What I need mostly to hear their voices, is silence. Not necessarily actual silence, because sometimes a song may carry a voice to me, but a silence of the mind. So, for a time, I need to switch off my own life. No worrying about work, bills, or even what to cook for dinner tonight. This is the most difficult part of writing for me, particularly during the week, when I often find myself too tired to do actual writing by the time I managed to switch off my own life. I tried working in the morning instead, and found myself thinking too much about what I needed to do once my assigned one or two hour writing slot expired. And worrying about the time you have left before you need to take care of your own life rather than your imaginary friend's, is about as helpful as counting the minutes of sleep you have left when waking up before your alarm, desperate to catch some more zs, but unable to fall back asleep.
But once I have that voice and the core idea, I have the passion I need to pull through with a project. Because, really, it's the passion that finishes the manuscript and sits down with the second and third and any other draft thereafter. Because without passion, there is no soul in the story and, in my opinion, it's the soul that makes a story magical, no matter the content.
3. The Future
While I'm hoping to find my next novel idea, a friend suggested writing short stories and getting them published in magazines. I quite like the thought, if I had the ideas to go with it. I think in that short stories are both easier and more difficult. I only need one idea rather than many and I can write about a moment in time rather than a period of time. But I also need to be concise and have something to say in very few words, which is not my strong suit. It also means I need time. Time to write on several projects at once and not confuse the voices in my head when I do so. This may come with certain advantages, depending on the amount of time I have at hand, but it will certainly involve a learning curve for me as a writer. So far, I explore that path by just writing down the first thoughts that come to mind when I wake up, with some success.

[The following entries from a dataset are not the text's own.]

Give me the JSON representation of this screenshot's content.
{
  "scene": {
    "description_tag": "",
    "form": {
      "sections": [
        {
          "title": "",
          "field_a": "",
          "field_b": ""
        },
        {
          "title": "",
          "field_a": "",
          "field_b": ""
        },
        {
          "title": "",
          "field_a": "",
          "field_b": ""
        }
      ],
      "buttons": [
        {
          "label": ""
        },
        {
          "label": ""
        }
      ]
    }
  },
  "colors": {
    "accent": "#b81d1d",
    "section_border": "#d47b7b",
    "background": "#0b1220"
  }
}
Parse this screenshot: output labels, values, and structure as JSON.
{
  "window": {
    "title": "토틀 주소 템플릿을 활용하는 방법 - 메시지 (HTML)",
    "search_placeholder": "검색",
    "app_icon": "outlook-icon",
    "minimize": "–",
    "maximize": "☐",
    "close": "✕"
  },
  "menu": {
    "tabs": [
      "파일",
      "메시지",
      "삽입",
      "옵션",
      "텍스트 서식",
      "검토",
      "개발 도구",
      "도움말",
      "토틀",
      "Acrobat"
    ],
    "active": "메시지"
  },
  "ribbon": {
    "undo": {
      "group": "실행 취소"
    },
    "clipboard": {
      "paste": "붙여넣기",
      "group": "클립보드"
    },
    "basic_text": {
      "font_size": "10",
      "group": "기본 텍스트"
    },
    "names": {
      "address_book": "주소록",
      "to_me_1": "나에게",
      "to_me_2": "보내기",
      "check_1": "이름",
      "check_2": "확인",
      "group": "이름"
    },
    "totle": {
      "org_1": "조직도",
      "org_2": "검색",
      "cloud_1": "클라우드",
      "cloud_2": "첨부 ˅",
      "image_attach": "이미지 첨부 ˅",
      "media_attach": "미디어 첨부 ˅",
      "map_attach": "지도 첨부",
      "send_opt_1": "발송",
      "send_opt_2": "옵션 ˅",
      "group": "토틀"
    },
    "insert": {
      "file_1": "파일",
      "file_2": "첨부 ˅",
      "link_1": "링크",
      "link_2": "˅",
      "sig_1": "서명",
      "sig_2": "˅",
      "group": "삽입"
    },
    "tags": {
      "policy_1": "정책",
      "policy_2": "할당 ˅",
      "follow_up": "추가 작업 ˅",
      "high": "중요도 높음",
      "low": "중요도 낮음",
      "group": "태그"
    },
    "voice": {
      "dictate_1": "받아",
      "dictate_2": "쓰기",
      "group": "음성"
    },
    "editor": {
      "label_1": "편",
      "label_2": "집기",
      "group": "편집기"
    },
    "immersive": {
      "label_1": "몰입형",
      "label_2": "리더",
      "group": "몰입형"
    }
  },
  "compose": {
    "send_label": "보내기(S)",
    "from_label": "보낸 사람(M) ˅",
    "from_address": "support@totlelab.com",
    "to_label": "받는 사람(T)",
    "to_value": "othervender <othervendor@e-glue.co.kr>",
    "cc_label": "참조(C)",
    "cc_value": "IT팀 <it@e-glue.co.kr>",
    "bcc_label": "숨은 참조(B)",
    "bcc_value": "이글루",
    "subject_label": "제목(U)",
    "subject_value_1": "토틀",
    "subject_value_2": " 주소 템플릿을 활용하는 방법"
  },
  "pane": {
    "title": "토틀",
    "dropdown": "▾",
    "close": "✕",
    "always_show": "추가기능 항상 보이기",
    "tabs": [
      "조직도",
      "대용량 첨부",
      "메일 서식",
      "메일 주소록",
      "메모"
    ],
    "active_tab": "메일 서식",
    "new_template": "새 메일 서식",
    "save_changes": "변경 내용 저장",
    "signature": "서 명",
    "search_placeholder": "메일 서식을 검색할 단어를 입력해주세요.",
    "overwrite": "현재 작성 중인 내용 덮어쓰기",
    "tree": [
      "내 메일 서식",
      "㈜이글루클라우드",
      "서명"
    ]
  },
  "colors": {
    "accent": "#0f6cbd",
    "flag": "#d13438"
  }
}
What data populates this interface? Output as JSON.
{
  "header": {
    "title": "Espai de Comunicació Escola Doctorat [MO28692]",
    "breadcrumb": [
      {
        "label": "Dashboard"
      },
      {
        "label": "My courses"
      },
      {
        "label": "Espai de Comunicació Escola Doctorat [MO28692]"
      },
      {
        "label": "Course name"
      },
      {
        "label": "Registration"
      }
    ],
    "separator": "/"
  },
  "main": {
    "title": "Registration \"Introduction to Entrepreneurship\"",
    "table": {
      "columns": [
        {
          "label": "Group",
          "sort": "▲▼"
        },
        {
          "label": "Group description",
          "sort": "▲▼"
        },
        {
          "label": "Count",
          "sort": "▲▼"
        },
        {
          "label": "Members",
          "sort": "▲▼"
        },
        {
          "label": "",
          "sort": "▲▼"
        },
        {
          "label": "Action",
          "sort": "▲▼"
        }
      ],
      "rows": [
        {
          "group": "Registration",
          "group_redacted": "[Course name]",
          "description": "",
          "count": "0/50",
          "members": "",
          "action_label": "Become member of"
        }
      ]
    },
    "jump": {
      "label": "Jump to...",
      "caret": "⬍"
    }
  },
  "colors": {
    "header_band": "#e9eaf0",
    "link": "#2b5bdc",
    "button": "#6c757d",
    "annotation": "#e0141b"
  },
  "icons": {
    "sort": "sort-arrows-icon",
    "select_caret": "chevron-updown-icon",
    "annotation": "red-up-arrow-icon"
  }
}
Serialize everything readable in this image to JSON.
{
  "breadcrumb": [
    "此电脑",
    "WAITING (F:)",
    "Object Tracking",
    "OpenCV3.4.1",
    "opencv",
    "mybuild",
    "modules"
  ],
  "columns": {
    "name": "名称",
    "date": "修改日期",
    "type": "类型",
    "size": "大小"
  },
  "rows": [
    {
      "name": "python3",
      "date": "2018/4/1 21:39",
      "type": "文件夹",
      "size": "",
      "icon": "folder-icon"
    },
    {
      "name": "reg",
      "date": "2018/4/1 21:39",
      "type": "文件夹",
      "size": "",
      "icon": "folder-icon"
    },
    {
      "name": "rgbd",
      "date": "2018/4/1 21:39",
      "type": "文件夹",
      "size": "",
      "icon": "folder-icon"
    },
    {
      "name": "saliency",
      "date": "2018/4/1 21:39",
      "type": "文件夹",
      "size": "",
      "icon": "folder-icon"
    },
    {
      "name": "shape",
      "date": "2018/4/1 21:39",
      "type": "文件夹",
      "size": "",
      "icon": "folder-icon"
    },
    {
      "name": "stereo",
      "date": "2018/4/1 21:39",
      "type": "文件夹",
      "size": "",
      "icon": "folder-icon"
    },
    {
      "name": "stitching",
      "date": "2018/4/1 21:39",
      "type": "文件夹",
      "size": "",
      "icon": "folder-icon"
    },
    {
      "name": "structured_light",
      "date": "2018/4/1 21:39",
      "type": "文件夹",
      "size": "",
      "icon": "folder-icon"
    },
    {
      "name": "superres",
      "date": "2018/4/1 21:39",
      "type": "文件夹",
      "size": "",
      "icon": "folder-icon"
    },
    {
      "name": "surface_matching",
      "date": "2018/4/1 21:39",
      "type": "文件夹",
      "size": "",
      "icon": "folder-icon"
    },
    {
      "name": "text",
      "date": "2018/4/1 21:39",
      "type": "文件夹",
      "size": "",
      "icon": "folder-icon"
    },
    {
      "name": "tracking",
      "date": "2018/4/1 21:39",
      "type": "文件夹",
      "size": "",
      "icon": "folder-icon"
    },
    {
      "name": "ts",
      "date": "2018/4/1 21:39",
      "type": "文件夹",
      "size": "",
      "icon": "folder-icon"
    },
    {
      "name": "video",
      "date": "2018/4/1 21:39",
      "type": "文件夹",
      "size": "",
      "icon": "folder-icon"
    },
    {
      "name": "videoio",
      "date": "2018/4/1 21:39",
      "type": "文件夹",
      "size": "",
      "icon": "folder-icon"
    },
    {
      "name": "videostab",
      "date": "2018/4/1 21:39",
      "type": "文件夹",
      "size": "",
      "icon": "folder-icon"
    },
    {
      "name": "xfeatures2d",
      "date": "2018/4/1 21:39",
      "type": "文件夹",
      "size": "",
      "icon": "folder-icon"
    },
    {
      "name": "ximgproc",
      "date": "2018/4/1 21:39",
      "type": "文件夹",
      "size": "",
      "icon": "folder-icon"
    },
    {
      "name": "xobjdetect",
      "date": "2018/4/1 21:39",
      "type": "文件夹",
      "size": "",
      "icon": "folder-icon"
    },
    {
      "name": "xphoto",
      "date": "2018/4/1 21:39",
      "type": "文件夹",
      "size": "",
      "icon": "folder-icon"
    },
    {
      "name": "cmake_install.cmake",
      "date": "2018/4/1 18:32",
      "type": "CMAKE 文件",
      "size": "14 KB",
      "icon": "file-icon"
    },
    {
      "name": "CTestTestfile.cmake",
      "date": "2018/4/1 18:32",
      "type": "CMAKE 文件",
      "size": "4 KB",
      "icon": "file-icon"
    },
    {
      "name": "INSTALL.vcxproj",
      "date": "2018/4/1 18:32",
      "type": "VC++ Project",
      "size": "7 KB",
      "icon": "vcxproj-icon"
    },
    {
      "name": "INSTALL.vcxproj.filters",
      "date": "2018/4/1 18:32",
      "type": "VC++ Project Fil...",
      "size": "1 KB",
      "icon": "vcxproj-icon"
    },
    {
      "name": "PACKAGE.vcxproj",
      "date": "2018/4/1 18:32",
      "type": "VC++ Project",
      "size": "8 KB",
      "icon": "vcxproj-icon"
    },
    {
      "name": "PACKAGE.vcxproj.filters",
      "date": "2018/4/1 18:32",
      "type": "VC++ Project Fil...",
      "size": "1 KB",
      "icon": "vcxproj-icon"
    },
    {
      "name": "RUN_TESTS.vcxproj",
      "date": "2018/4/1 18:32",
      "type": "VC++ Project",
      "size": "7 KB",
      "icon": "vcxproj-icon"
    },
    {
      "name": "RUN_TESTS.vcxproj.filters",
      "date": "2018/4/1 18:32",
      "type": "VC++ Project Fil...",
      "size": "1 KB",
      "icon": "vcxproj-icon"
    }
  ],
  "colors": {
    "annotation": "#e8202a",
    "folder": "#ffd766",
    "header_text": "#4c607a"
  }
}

The short story path is definitely one I will have to look into, especially considering I feel the need to push the writing a bit more into the foreground. It is when I am at my happiest, and happiness is something we all need in our lives.